First of all, $f(z)+e^z\ne 0$ by the first inequality. It follows that $e^z/(f(z)+e^z)$ is entire, and bounded above. You should be able to conclude from that.

Yes. The standard way of defining these sequences goes by assigning in an explicit fashion to each limit ordinal $\alpha$, for as long as possible, an increasing sequence $\alpha_n$ that converges to $\alpha$. Once this is done, we can define $f_\alpha$ by diagonalizing, so $f_\alpha(n)=f_{\alpha_n}(n)$ for all $n$. Of course there are many possible choices […]

I disagree with the advice of sending a paper to a journal before searching the relevant literature. It is almost guaranteed that a paper on the fundamental theorem of algebra (a very classical and well-studied topic) will be rejected if you do not include mention on previous proofs, and comparisons, explaining how your proof differs from them, etc. It is no […]

Thanks to Stuart Nygard for suggesting the much easier argument for derivatives being than the messier approach I suggested in lecture.

(Proofs of the closure of under uniform limits, of the continuity fact, and of the claim about characteristic functions, will be provided in lecture.)

Sorry I am a bit confused .. Is this saying that we are setting f_n(b) = f(b) = g'(b)? So by taking it as the derivative, it approaches b but never passes it, or touches it?

Hi Monica.

By construction, each is continuous.

For any , if is large enough then . If , letting , we see that for all sufficiently large, , and this expression converges to .

So the only issue with this definition is whether we also have , but we arrange that this happens trivially, by setting for all .

Putting all this together, we see that pointwise.

oh okay thanks Andres!

[…] Previously, we listed some examples of Baire class one functions. Here we do the same for functions in the next class of Baire.
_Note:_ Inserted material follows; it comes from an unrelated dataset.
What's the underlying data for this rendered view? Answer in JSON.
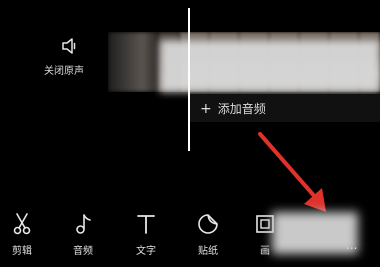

Recall that if is an interval, the function is (in) Baire class two () iff it is the pointwise limit of a sequence of Baire one functions. […]

[…] derivatives are Darboux continuous (that is, they satisfy the intermediate value property), and are Baire one functions (that is, they are the pointwise limit of a sequence of continuous functions). But this […]